(REQUIREMENT):
Output only this range of the data below: the line that contains "Serialize everything readable" through the final line, both ends included, each retyped exactly.

[Stored dataset items]
-=-=-=-=-
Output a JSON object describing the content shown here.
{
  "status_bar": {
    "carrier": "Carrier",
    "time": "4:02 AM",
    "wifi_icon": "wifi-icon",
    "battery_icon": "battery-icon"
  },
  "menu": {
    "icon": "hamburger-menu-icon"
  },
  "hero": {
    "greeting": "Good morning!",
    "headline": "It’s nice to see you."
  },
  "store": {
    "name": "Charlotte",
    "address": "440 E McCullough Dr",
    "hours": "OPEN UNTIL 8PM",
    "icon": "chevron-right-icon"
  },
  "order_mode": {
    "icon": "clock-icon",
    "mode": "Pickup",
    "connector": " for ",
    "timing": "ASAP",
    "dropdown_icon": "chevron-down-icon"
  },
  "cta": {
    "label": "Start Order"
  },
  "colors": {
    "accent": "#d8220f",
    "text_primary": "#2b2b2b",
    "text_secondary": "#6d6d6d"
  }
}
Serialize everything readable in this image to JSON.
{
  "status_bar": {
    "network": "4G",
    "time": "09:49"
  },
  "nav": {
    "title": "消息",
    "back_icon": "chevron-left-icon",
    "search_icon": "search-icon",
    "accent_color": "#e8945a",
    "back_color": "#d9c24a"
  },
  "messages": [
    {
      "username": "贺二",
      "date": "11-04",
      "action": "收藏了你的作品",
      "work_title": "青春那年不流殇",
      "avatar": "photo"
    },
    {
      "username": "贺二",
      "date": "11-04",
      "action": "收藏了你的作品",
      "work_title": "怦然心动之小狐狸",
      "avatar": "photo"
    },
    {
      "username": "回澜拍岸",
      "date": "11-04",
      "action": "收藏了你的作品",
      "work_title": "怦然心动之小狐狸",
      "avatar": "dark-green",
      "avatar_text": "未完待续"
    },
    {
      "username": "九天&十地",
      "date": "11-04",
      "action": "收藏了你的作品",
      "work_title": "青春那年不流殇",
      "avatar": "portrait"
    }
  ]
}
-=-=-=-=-
(EXPECTED OUTPUT):
Serialize everything readable in this image to JSON.
{
  "status_bar": {
    "network": "4G",
    "time": "09:49"
  },
  "nav": {
    "title": "消息",
    "back_icon": "chevron-left-icon",
    "search_icon": "search-icon",
    "accent_color": "#e8945a",
    "back_color": "#d9c24a"
  },
  "messages": [
    {
      "username": "贺二",
      "date": "11-04",
      "action": "收藏了你的作品",
      "work_title": "青春那年不流殇",
      "avatar": "photo"
    },
    {
      "username": "贺二",
      "date": "11-04",
      "action": "收藏了你的作品",
      "work_title": "怦然心动之小狐狸",
      "avatar": "photo"
    },
    {
      "username": "回澜拍岸",
      "date": "11-04",
      "action": "收藏了你的作品",
      "work_title": "怦然心动之小狐狸",
      "avatar": "dark-green",
      "avatar_text": "未完待续"
    },
    {
      "username": "九天&十地",
      "date": "11-04",
      "action": "收藏了你的作品",
      "work_title": "青春那年不流殇",
      "avatar": "portrait"
    }
  ]
}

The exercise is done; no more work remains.